|2a||Leaves simple, with distant, shallow teeth (teeth often much reduced on flowering shoots)||Eucryphia cordifolia|
|3a||Leaves mostly trifoliate-compound with only one pair of lateral leaflets subtending the terminal leaflet; leaflets crowded, sometimes overlapping; plants evergreen||Eucryphia × nymansensis|
|3b||Leaves mostly with 2 pairs of lateral leaflets; leaflets well-spaced on the rachis, usually not overlapping; plants deciduous||Eucryphia glutinosa|
|4a||Leaves mostly simple||5|
|4b||Leaves mostly compound||8|
|5a||Leaves mostly <2 cm long||6|
|5b||Leaves mostly >3 cm long||7|
|6a||Leaves mostly <1.4 × 0.6 cm||Eucryphia milliganii|
|6b||Leaves mostly >1.5 × 0.8 cm||Eucryphia × hybrida|
|7a||Leaves at least 3 × longer than broad, usually <1.5 cm broad, margins more or less flat||Eucryphia lucida|
|7b||Leaves less than 3 × longer than broad, up to 3 cm broad, margins obviously wavy||Eucryphia × penwithensis|
|8b||Leaves green, grey-green, or creamy beneath||9|
|8a||Leaves glaucous or glaucous-grey beneath||10|
|9a||Leaves green or grey-green beneath||Eucryphia × intermedia|
|9b||Leaves cream or creamy-grey beneath||Eucryphia jinksii|
|10a||Leaves with lateral leaflets of more or less equal size||11|

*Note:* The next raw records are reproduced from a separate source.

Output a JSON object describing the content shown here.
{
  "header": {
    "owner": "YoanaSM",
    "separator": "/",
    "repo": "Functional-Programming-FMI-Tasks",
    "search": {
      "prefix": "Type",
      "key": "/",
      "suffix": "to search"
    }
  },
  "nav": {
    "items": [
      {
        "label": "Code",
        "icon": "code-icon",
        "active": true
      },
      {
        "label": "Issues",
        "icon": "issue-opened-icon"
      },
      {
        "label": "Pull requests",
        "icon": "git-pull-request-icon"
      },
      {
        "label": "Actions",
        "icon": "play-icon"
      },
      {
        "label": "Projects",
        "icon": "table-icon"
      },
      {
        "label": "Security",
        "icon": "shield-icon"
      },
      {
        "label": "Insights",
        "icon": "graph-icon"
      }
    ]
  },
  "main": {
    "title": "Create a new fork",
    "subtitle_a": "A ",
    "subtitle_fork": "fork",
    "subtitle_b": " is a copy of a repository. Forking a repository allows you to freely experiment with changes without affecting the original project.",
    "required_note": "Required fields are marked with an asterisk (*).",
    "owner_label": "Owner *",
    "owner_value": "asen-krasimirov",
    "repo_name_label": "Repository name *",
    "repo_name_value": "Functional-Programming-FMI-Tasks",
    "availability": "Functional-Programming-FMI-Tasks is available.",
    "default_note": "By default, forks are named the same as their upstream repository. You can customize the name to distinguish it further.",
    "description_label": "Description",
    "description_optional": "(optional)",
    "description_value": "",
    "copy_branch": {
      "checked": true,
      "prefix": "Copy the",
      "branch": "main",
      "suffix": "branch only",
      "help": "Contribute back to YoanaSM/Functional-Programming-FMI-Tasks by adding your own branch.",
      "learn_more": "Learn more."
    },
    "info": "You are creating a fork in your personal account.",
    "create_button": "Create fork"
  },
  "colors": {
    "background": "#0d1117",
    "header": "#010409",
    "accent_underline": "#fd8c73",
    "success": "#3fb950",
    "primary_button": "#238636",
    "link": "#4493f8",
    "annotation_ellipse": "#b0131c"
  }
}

|10b||Leaves with basal pair of leaflets always the shortest; leaflet length clearly increasing up the rachis toward the terminal leaflet||12|
|11a||Leaflet apices mostly acute-apiculate||Eucryphia wilkei|
|11b||Leaflet apices mostly short-mucronate||Eucryphia × hillieri|
|12a||Leaflets thick, leathery, broad; terminal leaflet to 12 × 3.5 cm||Eucryphia x splendens|
|12b||Leaflets thin, not leathery, narrow; terminal leaflet to 7 × 1.5 cm||Eucryphia moorei|